A federal district court judge in Atlanta has granted five defendants’ motions for terminating sanctions against the Consumer Financial Protection Bureau for the agency’s conduct in connection with its Rule 30(b)(6) depositions. Venable attorneys represented one of those defendants, and were the principal authors of the briefs leading to the sanctions.
The court agreed with the defendants’ arguments that the claims pleaded against them must be dismissed because of the CFPB’s refusal to produce a knowledgeable and non-evasive Rule 30(b)(6) witness. The court described the refusal as a “pattern of conduct” that “demonstrate[d] a willful disregard of the Court’s instructions.” The court agreed with the defendants that the CFPB’s misconduct warranted striking all counts pleaded against them.

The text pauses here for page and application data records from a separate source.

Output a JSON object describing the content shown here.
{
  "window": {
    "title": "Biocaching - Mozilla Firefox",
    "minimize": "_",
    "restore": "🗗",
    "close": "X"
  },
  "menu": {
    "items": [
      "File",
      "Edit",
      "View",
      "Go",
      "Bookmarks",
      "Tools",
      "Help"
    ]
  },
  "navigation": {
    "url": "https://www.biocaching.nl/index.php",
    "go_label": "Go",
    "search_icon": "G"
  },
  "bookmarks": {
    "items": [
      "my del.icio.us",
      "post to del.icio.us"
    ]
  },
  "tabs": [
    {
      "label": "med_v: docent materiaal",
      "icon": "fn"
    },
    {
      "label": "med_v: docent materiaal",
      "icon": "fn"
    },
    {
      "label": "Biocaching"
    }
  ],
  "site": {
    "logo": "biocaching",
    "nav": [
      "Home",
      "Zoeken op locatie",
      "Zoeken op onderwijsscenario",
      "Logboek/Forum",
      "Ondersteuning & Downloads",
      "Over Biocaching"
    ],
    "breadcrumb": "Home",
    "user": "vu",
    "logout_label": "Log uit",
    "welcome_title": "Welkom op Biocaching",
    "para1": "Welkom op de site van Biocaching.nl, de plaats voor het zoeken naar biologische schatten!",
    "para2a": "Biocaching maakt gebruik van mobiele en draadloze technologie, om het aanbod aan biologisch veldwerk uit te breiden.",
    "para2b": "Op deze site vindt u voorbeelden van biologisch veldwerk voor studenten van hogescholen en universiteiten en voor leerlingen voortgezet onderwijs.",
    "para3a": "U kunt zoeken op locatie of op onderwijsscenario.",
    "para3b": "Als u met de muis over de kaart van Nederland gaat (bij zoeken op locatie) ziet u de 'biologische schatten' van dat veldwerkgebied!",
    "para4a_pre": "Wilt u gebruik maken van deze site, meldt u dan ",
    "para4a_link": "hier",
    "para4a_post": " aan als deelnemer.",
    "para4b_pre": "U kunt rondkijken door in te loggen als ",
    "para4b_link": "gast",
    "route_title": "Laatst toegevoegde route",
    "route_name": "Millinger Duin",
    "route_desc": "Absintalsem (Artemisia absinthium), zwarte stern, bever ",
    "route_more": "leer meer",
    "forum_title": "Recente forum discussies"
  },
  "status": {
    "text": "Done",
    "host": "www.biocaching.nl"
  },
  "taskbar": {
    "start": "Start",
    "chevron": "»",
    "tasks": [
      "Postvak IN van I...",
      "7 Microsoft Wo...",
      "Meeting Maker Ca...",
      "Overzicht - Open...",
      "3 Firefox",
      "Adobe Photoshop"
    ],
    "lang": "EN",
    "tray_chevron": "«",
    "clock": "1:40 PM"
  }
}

The case, styled as Consumer Financial Protection Bureau v. Universal Debt Solutions, LLC, et al., No. 15-cv-859 (N.D. Ga), was filed in April 2015 against defendants that the CFPB claimed were engaged in a debt-collection scheme to collect “phantom debts” – i.e., consumer debts that were not actually owed. The CFPB sought to hold liable not only the debt collectors that allegedly perpetrated the scheme, but also various service providers such as payment processors, independent sales organizations, and a phone service provider. The CFPB alleged that the service providers were liable for knowingly or recklessly disregarding the debt collectors’ illegal activity. Further discussion of the case is available on Venable’s blog, All About Advertising Law.

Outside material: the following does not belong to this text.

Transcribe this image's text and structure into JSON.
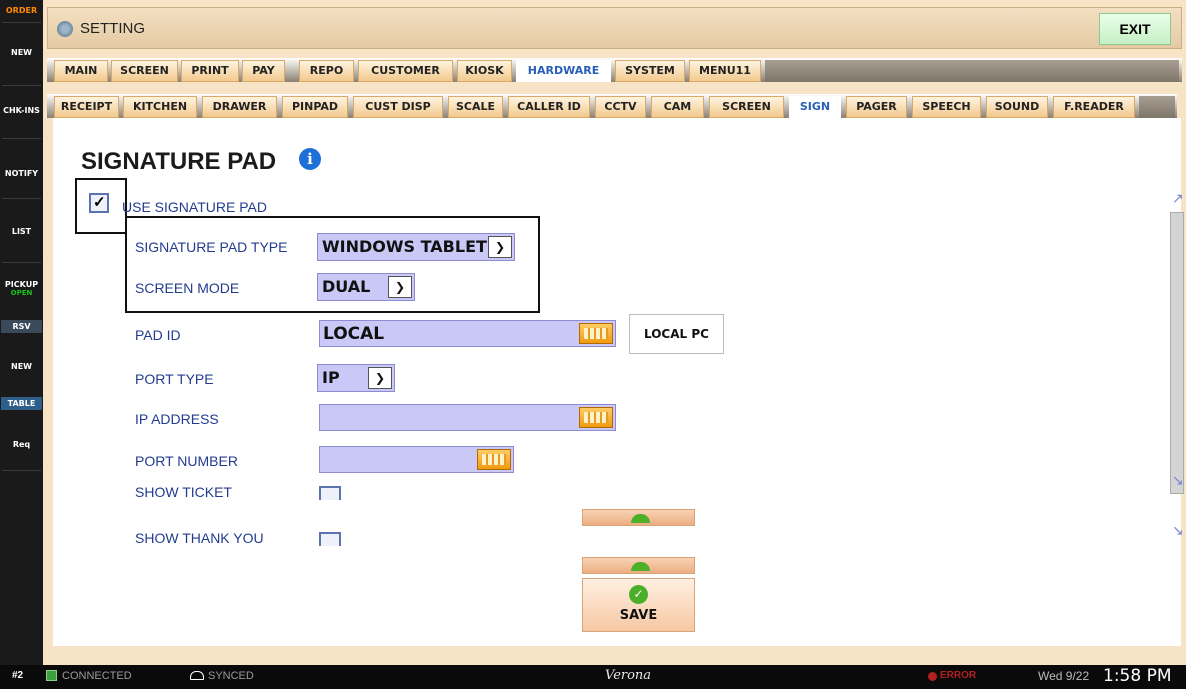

The Venable litigation team included Doug Baldridge, Len Gordon, Dave Feinberg, and Ben Horowitz. The team turned to colleagues in its advertising, consumer finance, and regulatory groups, including Jeff Knowles, Ellen Berge, Andrew Bigart, and Mike Bresnick, for strategic guidance and support. This group is part of Venable’s cross-office, cross-practice team focused on protecting the interests of companies in the consumer finance and payments industry. Venable has represented a number of banks, credit card issuers, credit reporting agencies, debt agencies, and payment processors in connection with U.S. Department of Justice, FTC, CFPB, and other federal and state agency actions.